## Records
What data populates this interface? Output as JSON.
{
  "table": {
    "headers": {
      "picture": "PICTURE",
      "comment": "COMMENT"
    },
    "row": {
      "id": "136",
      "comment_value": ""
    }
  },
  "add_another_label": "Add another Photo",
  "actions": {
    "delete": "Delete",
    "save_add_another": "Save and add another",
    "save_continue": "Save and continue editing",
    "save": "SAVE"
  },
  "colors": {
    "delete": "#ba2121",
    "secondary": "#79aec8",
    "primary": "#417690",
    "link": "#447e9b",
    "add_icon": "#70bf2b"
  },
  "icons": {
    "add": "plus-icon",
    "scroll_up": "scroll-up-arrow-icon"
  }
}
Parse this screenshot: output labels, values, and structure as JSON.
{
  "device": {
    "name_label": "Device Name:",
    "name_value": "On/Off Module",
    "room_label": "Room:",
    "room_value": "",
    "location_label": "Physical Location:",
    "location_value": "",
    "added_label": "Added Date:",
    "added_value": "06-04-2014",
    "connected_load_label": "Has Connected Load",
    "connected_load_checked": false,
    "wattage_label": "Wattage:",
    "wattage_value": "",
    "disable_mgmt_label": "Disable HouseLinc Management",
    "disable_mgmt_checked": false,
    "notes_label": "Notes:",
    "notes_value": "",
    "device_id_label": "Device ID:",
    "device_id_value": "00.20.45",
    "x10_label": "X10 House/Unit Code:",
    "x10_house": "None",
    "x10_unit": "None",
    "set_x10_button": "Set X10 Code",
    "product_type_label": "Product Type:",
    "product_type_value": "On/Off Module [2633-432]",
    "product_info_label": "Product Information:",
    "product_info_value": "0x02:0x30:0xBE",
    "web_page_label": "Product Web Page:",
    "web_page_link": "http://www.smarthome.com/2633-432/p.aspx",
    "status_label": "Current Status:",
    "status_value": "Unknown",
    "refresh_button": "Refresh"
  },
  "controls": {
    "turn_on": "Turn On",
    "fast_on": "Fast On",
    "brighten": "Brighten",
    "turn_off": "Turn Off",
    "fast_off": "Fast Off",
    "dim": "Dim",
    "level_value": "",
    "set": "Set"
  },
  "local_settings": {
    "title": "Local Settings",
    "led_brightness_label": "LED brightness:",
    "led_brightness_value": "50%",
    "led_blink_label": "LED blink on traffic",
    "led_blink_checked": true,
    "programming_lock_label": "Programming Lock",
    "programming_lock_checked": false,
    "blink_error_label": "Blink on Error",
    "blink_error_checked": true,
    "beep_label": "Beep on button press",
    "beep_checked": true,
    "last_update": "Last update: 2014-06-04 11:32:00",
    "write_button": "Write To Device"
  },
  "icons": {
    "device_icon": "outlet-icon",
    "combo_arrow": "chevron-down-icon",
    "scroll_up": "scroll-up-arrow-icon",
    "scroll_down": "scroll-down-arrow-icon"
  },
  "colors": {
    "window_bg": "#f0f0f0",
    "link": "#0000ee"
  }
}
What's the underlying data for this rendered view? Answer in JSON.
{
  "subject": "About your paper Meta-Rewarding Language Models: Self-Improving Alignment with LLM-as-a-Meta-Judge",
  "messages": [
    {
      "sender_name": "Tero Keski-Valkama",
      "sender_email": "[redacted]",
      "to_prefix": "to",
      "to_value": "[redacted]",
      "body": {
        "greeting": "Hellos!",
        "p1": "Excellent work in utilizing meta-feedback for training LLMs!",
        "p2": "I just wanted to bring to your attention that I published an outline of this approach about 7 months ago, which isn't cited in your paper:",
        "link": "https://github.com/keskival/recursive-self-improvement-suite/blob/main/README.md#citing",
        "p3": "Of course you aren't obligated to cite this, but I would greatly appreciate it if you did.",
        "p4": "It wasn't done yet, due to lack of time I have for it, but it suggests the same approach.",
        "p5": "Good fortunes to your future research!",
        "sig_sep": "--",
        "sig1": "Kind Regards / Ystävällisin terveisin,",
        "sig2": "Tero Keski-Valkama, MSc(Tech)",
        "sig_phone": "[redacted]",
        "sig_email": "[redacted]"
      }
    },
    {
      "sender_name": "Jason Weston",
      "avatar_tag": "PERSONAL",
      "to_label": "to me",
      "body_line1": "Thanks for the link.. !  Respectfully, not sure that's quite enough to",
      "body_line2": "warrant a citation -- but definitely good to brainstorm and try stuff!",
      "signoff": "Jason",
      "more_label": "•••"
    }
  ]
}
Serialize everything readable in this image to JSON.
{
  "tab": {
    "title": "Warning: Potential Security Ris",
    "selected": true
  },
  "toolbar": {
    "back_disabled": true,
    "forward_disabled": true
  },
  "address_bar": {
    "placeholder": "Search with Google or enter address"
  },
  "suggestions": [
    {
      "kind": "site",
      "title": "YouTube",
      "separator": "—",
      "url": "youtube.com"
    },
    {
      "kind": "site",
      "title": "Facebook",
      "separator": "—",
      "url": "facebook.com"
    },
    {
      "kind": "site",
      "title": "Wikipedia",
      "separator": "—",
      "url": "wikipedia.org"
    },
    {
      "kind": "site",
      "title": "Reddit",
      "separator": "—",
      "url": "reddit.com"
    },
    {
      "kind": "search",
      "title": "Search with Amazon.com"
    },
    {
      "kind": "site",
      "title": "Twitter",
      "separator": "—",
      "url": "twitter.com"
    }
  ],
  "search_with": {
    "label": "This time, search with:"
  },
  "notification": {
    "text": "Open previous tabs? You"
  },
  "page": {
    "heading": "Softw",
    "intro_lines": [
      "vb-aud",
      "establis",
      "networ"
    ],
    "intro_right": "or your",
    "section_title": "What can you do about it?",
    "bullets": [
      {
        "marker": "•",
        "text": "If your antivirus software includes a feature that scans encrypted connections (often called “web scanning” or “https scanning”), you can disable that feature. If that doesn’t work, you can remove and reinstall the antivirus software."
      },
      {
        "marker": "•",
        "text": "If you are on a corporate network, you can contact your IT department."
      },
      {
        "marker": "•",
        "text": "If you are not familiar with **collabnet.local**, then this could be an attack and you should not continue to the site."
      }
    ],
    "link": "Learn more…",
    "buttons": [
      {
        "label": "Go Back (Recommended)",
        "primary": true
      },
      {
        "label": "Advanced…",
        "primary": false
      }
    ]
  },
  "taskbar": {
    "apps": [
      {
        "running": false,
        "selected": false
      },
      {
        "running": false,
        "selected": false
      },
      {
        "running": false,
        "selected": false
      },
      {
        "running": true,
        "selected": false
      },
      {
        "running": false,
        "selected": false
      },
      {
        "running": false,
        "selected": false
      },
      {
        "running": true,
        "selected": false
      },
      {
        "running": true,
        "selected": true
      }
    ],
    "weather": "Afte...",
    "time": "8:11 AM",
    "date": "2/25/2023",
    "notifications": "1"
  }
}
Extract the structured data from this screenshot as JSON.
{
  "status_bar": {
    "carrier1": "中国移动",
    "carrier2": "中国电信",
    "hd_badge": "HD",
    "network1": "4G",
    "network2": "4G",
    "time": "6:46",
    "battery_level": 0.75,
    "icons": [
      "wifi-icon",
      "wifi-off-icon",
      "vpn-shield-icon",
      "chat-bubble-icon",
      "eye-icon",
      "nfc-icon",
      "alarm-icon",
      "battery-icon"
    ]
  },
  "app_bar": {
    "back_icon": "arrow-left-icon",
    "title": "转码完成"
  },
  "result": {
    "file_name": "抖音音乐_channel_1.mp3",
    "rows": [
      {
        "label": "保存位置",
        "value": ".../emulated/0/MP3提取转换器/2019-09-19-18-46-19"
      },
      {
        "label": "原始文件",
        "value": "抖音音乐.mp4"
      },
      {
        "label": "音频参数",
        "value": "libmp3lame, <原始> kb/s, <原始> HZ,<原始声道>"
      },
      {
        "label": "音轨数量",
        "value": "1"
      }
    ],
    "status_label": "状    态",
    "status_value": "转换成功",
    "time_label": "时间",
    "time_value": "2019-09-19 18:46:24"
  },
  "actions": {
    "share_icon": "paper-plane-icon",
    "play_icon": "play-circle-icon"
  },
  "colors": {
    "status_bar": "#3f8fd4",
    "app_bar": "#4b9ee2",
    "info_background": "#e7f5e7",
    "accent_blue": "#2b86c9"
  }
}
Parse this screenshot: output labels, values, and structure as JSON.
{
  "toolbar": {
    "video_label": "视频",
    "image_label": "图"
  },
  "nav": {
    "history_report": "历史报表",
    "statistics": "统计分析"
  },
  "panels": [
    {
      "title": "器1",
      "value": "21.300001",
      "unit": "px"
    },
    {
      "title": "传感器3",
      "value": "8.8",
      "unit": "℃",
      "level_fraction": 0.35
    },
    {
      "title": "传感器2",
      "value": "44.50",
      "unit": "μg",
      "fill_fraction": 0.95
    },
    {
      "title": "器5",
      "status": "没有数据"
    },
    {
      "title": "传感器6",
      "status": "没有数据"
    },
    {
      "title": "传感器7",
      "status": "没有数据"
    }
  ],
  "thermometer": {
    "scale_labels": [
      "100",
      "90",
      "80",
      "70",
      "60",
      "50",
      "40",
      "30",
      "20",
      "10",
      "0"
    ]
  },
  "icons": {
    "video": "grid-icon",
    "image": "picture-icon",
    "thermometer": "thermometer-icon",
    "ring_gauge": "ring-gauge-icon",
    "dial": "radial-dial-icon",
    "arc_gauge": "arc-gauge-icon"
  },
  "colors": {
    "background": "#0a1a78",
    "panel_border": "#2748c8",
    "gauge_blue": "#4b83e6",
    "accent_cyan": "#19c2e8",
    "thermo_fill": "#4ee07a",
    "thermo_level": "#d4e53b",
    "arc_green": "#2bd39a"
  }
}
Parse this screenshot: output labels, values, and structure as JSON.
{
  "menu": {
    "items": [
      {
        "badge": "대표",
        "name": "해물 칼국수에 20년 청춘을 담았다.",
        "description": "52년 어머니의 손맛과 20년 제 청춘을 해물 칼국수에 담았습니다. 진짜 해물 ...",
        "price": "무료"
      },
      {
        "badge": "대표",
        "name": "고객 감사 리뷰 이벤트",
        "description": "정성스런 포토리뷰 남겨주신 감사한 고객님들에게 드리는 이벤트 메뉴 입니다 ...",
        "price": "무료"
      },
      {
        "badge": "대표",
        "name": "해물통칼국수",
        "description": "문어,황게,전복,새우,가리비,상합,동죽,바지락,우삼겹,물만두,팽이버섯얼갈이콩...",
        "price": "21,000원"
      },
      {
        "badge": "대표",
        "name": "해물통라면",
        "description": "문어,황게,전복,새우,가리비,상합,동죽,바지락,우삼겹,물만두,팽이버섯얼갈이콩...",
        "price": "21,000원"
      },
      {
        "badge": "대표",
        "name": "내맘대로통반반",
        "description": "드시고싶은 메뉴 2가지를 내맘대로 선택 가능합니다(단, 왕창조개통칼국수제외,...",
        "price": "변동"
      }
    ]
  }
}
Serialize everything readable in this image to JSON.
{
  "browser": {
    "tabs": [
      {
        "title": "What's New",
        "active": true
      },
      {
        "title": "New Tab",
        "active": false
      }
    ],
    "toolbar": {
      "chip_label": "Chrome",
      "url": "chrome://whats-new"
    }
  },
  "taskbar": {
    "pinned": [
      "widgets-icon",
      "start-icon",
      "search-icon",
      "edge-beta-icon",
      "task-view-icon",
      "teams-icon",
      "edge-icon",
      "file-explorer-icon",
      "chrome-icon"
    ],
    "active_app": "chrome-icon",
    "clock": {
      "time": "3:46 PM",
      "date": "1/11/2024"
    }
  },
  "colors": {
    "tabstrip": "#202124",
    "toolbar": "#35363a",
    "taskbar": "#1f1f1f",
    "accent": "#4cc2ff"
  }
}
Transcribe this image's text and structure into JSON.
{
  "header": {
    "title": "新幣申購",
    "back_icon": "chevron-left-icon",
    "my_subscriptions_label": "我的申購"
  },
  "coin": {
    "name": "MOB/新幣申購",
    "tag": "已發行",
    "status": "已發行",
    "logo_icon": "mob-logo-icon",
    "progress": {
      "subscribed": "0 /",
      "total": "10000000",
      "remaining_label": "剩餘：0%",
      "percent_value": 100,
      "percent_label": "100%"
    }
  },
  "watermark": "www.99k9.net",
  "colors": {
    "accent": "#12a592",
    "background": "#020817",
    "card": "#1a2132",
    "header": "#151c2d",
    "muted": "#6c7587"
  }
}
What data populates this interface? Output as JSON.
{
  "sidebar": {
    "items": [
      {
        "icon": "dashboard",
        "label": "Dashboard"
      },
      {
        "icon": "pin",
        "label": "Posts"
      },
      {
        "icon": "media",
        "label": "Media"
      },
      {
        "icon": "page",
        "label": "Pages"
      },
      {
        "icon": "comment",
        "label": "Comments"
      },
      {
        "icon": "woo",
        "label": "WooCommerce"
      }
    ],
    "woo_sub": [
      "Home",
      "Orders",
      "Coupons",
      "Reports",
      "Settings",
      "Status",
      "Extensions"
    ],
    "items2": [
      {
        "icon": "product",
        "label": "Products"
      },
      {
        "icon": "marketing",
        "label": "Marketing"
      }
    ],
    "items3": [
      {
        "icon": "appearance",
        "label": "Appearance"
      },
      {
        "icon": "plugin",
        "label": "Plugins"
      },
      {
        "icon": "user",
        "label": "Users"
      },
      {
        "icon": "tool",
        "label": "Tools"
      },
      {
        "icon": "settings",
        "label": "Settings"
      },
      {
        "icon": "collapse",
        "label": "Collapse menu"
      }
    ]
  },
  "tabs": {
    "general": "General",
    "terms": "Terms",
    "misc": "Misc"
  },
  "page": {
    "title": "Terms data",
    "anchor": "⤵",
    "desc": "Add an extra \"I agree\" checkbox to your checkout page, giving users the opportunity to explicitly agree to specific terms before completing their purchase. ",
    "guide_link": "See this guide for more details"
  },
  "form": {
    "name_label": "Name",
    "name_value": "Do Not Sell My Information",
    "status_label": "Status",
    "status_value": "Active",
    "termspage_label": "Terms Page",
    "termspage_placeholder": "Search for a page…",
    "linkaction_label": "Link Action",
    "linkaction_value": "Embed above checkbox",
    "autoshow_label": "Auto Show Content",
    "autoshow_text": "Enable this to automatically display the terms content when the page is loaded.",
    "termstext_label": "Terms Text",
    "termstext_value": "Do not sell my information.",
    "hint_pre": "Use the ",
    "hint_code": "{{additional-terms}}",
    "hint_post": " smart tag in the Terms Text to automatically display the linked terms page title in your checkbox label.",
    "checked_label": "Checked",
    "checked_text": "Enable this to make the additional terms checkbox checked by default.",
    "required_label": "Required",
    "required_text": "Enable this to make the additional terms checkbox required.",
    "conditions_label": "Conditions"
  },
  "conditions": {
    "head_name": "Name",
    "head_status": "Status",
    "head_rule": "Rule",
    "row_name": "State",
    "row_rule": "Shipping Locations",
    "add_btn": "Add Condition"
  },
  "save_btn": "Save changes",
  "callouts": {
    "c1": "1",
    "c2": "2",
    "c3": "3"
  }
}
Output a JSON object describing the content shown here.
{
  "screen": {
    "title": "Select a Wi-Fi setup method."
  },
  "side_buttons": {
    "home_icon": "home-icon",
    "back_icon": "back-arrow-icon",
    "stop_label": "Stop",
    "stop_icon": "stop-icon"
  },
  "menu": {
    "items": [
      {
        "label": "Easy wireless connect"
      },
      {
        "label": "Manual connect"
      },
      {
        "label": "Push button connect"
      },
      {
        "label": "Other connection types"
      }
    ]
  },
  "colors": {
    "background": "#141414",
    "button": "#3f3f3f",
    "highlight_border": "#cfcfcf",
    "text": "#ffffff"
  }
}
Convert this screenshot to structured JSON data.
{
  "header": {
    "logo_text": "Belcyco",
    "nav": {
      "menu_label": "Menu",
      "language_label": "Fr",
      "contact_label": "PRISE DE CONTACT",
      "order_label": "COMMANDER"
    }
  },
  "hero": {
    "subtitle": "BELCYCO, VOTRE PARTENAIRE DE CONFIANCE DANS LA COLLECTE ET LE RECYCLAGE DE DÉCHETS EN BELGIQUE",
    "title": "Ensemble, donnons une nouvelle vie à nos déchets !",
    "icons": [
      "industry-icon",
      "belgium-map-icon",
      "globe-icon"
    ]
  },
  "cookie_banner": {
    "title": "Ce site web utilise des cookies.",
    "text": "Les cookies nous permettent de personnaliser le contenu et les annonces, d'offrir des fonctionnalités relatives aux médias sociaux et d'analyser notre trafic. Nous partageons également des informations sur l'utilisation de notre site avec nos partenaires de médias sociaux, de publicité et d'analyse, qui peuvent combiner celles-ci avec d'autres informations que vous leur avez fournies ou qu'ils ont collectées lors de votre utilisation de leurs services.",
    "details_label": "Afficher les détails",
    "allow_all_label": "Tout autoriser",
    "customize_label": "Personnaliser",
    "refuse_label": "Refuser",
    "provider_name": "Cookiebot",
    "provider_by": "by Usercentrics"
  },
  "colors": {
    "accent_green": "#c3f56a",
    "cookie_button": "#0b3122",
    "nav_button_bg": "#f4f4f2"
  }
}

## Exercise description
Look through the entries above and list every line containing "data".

## Exercise solution
What data populates this interface? Output as JSON.
What's the underlying data for this rendered view? Answer in JSON.
Extract the structured data from this screenshot as JSON.
What data populates this interface? Output as JSON.
    "title": "Terms data",
Convert this screenshot to structured JSON data.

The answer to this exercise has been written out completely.